    Thanks… I'm still one guy doing this all myself... I try my best to post here, Reddit and Twitter to help... Its on the list of things to improve but as such no one really like making documentation :)  Wish there were more time in the day ....

    As a solitary internal developer myself (.Net, both winforms and ASP.net), I do appreciate the balance of time on developing vs. documenting (against all the other duties that come of wearing all the IT hats in a small company) - but I also recognise the value of reference docs to the community of users (in my case, mostly clinical staff who may not all be very tech-savvy).  In addition to a "full doc" PDF they can download for full/wider reference, I've started adding on-screen pop-up help panels (similar to what you offer in the PFB interface).  The pop-ups only offer limited info specific to one option - so don't give the "wider view".  The full ref PDF allows for more detail of course.
    In the case of PFB, I'm not sure the doc would be very big.  A short illustrated comparison of GeoIP in the default "permit inbound" mode, vs the "deny inbound" (even a simple bulleted pro/con list perhaps of considerations?) could be just 2 or 3 pages with screen-shots?  It's not a published book of hundreds of pages I'm looking for - a "pocket guide" to be sure we're making the right choices for long term admin/maintenance balanced against the desired security objectives…

    But I don't know what you're up against in time (day job permitting, etc!).  Despite my "griping", I'm very appreciative of what the add-on already offers (and I've read that the next version hopes to offer some easier configs).


  • Moderator

    If you're a pfSense Gold member, then you could take a look at the pfBlockerNG Hangout as that might help for now… Thanks for the feedback... appreciate it...



  • @BBcan177:

    @MarkVLK:

    The predicament I have based off of this behavior is that I can't just pick one of the defined rule orders in the dropdown of the Rule Order section in Firewall > pfBlockerNG > General because any one of them will break my rules in one way or another.
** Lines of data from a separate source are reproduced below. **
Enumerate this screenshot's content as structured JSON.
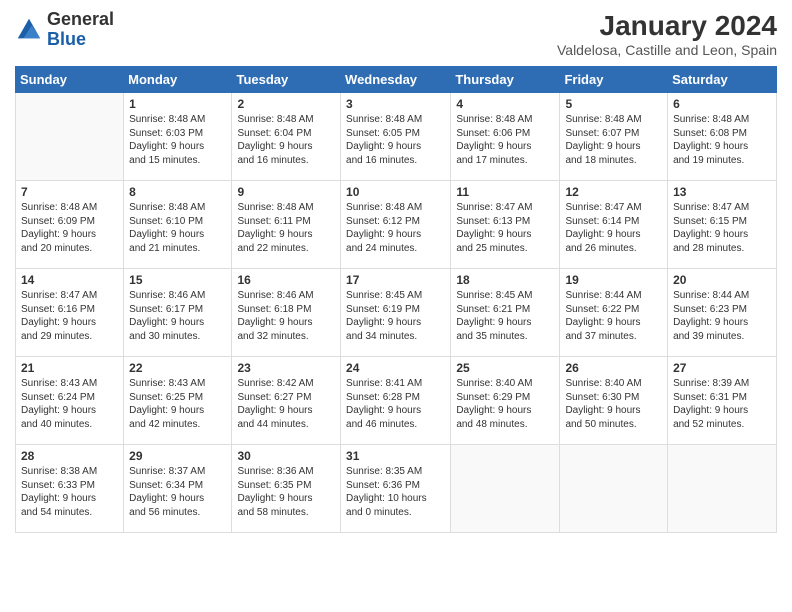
{
  "logo": {
    "line1": "General",
    "line2": "Blue"
  },
  "title": "January 2024",
  "subtitle": "Valdelosa, Castille and Leon, Spain",
  "header_days": [
    "Sunday",
    "Monday",
    "Tuesday",
    "Wednesday",
    "Thursday",
    "Friday",
    "Saturday"
  ],
  "weeks": [
    [
      {
        "num": "",
        "info": ""
      },
      {
        "num": "1",
        "info": "Sunrise: 8:48 AM\nSunset: 6:03 PM\nDaylight: 9 hours\nand 15 minutes."
      },
      {
        "num": "2",
        "info": "Sunrise: 8:48 AM\nSunset: 6:04 PM\nDaylight: 9 hours\nand 16 minutes."
      },
      {
        "num": "3",
        "info": "Sunrise: 8:48 AM\nSunset: 6:05 PM\nDaylight: 9 hours\nand 16 minutes."
      },
      {
        "num": "4",
        "info": "Sunrise: 8:48 AM\nSunset: 6:06 PM\nDaylight: 9 hours\nand 17 minutes."
      },
      {
        "num": "5",
        "info": "Sunrise: 8:48 AM\nSunset: 6:07 PM\nDaylight: 9 hours\nand 18 minutes."
      },
      {
        "num": "6",
        "info": "Sunrise: 8:48 AM\nSunset: 6:08 PM\nDaylight: 9 hours\nand 19 minutes."
      }
    ],
    [
      {
        "num": "7",
        "info": "Sunrise: 8:48 AM\nSunset: 6:09 PM\nDaylight: 9 hours\nand 20 minutes."
      },
      {
        "num": "8",
        "info": "Sunrise: 8:48 AM\nSunset: 6:10 PM\nDaylight: 9 hours\nand 21 minutes."
      },
      {
        "num": "9",
        "info": "Sunrise: 8:48 AM\nSunset: 6:11 PM\nDaylight: 9 hours\nand 22 minutes."
      },
      {
        "num": "10",
        "info": "Sunrise: 8:48 AM\nSunset: 6:12 PM\nDaylight: 9 hours\nand 24 minutes."
      },
      {
        "num": "11",
        "info": "Sunrise: 8:47 AM\nSunset: 6:13 PM\nDaylight: 9 hours\nand 25 minutes."
      },
      {
        "num": "12",
        "info": "Sunrise: 8:47 AM\nSunset: 6:14 PM\nDaylight: 9 hours\nand 26 minutes."
      },
      {
        "num": "13",
        "info": "Sunrise: 8:47 AM\nSunset: 6:15 PM\nDaylight: 9 hours\nand 28 minutes."
      }
    ],
    [
      {
        "num": "14",
        "info": "Sunrise: 8:47 AM\nSunset: 6:16 PM\nDaylight: 9 hours\nand 29 minutes."
      },
      {
        "num": "15",
        "info": "Sunrise: 8:46 AM\nSunset: 6:17 PM\nDaylight: 9 hours\nand 30 minutes."
      },
      {
        "num": "16",
        "info": "Sunrise: 8:46 AM\nSunset: 6:18 PM\nDaylight: 9 hours\nand 32 minutes."
      },
      {
        "num": "17",
        "info": "Sunrise: 8:45 AM\nSunset: 6:19 PM\nDaylight: 9 hours\nand 34 minutes."
      },
      {
        "num": "18",
        "info": "Sunrise: 8:45 AM\nSunset: 6:21 PM\nDaylight: 9 hours\nand 35 minutes."
      },
      {
        "num": "19",
        "info": "Sunrise: 8:44 AM\nSunset: 6:22 PM\nDaylight: 9 hours\nand 37 minutes."
      },
      {
        "num": "20",
        "info": "Sunrise: 8:44 AM\nSunset: 6:23 PM\nDaylight: 9 hours\nand 39 minutes."
      }
    ],
    [
      {
        "num": "21",
        "info": "Sunrise: 8:43 AM\nSunset: 6:24 PM\nDaylight: 9 hours\nand 40 minutes."
      },
      {
        "num": "22",
        "info": "Sunrise: 8:43 AM\nSunset: 6:25 PM\nDaylight: 9 hours\nand 42 minutes."
      },
      {
        "num": "23",
        "info": "Sunrise: 8:42 AM\nSunset: 6:27 PM\nDaylight: 9 hours\nand 44 minutes."
      },
      {
        "num": "24",
        "info": "Sunrise: 8:41 AM\nSunset: 6:28 PM\nDaylight: 9 hours\nand 46 minutes."
      },
      {
        "num": "25",
        "info": "Sunrise: 8:40 AM\nSunset: 6:29 PM\nDaylight: 9 hours\nand 48 minutes."
      },
      {
        "num": "26",
        "info": "Sunrise: 8:40 AM\nSunset: 6:30 PM\nDaylight: 9 hours\nand 50 minutes."
      },
      {
        "num": "27",
        "info": "Sunrise: 8:39 AM\nSunset: 6:31 PM\nDaylight: 9 hours\nand 52 minutes."
      }
    ],
    [
      {
        "num": "28",
        "info": "Sunrise: 8:38 AM\nSunset: 6:33 PM\nDaylight: 9 hours\nand 54 minutes."
      },
      {
        "num": "29",
        "info": "Sunrise: 8:37 AM\nSunset: 6:34 PM\nDaylight: 9 hours\nand 56 minutes."
      },
      {
        "num": "30",
        "info": "Sunrise: 8:36 AM\nSunset: 6:35 PM\nDaylight: 9 hours\nand 58 minutes."
      },
      {
        "num": "31",
        "info": "Sunrise: 8:35 AM\nSunset: 6:36 PM\nDaylight: 10 hours\nand 0 minutes."
      },
      {
        "num": "",
        "info": ""
      },
      {
        "num": "",
        "info": ""
      },
      {
        "num": "",
        "info": ""
      }
    ]
  ]
}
I need my rules to be ordered like:

    The Auto rules may not work for all network requirements. You can always use "Alias Type" settings. Click on the Blue Infoblock icons to see how that works… Basically the pkg downloads the IPs and puts them into an Aliastable.... You then make you own Firewall rules as required and then associate those rules to the applicable aliastable.

    I use the alias type firewall rules as well for various block lists, however it appears those are still affected by those rule orders.
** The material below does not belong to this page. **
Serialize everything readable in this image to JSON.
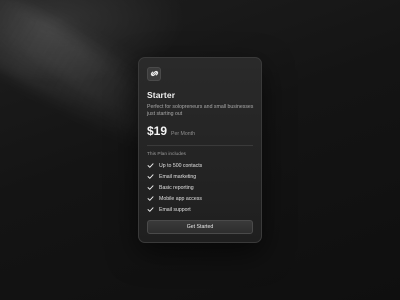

  • Are we able to use a wildcard for sub-domain names in the Domain/AS mode of the IPv4 lists?

    For example, messagelabs.com use a set of server clusters for their MX's (e.g. cluster5.eu.messagelabs.com).
    Keeping continual track of all these would be awkward.

    Does the list option allow *****.eu.messagelabs.com as a way to auto-resolve all the sub-domains?
    (Similarly desirable for *.protection.outlook.com)



  • @ASM_COPE:

    Are we able to use a wildcard for sub-domain names in the Domain/AS mode of the IPv4 lists?

    For example, messagelabs.com use a set of server clusters for their MX's (e.g. cluster5.eu.messagelabs.com).
    Keeping continual track of all these would be awkward.

    Does the list option allow *****.eu.messagelabs.com as a way to auto-resolve all the sub-domains?
    (Similarly desirable for *.protection.outlook.com)

    Answering my own question: No, it doesn't seem to support sub-domain wildcards.
    I created a test list with just one known domain (the messagelabs one, first testing *.messagelabs.com), but the add-in log file reported "Aliastable file not found".  Also tested as *.eu.messagelabs.com, but the same logged result.


Log in to reply